WASHINGTON — The United States on Thursday issued guidance easing the way for delivery of products such as face masks, ventilators, and vaccines to combat the coronavirus pandemic to heavily sanctioned countries like Iran, Venezuela, and Syria.
The US Treasury Department issued general licenses related to those three countries aimed at allowing more coronavirus-related transactions and activities, according to a statement, but stopped short of actually lifting any sanctions.
The move comes after President Joseph R. Biden, Jr., on his first full day in office in January issued a national security memorandum calling for his administration to undertake a review of US sanctions programs to evaluate whether they were hindering responses to the pandemic.
“Even though we have comprehensive humanitarian general licenses in all our programs, we did see some gaps,” a US Treasury official told Reuters, adding that prior to Thursday’s move, obstacles were dealt with on a case-by-case basis that involved delay and cost.
“This is lowering that barrier,” the official said.
The previous administration of President Donald J. Trump had been criticized by human rights groups for resisting any softening of sanctions rules against countries like Iran and Venezuela, which were targeted under “maximum pressure” campaigns, to ease pandemic-related hardship.
The Treasury’s Office of Foreign Assets Control (OFAC) last year issued guidance laying out existing authorizations, and generally allows for humanitarian relief.
But Thursday’s move is designed to further lower barriers, the official said.
The new Venezuela license authorizes pandemic-related transactions involving the Venezuelan government in addition to some of the country’s banks. Top Venezuelan officials as well as the financial sector have been subject to heavy sanctions imposed in the Trump era in an effort to oust socialist President Nicolas Maduro, who has held onto power.
Venezuelan officials said last week they could not complete a $10 million payment to the global COVAX vaccine program because bank transfers for a portion of the funds had been blocked.
Caracas has repeatedly blamed what it calls a US “blockade” for its slow vaccine rollout, though critics say Maduro’s government has undermined negotiations with the opposition to secure vaccine access.
Under the exceptions granted under the new Iran general license, Treasury is authorizing “all transactions and activities related to the exportation, reexportation, sale, or supply, directly or indirectly, of goods or technology for use in connection with the prevention, diagnosis, or treatment of COVID-19” to the Iranian government.

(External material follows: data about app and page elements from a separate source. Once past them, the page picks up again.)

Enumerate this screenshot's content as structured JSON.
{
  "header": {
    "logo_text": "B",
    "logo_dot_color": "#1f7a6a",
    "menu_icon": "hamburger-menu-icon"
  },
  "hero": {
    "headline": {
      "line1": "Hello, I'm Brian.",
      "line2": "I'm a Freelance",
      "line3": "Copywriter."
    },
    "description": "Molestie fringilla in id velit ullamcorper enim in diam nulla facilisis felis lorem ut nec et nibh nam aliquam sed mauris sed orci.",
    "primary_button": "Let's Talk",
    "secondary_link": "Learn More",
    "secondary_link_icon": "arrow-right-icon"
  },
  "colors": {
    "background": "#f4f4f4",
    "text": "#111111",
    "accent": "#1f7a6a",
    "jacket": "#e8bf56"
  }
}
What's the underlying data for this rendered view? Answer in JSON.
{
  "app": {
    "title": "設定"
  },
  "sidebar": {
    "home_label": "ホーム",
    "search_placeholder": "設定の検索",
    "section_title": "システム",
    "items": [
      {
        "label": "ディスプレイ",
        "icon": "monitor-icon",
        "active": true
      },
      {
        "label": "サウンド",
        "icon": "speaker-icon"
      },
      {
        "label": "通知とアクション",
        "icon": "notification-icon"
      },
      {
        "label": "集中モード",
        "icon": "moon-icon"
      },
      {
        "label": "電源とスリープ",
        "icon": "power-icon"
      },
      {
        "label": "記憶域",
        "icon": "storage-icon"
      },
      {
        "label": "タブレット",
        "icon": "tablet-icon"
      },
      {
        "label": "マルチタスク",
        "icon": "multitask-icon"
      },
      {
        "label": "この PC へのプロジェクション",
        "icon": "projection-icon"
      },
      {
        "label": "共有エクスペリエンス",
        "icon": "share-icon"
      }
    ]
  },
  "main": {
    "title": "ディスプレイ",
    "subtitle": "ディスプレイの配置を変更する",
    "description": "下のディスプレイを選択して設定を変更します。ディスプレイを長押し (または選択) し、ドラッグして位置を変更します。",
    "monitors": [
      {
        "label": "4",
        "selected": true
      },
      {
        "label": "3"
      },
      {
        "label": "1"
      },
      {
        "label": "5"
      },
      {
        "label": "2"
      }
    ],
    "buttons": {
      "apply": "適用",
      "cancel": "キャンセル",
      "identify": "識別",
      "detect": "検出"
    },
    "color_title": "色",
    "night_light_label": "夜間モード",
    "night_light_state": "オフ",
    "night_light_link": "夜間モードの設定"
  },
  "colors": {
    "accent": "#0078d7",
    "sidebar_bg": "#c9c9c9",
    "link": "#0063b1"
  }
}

It further permits certain transactions that have until now been prohibited by sanctions regarding Iran’s central bank and national oil company related to the fight against the coronavirus.
“OFAC encourages those interested in providing COVID-19-related relief to Iran, Syria, and Venezuela to avail themselves of the available exemptions, exceptions, and authorizations pertaining to humanitarian assistance,” the Treasury statement said. — Daphne Psaledakis and Matt Spetalnick/Reuters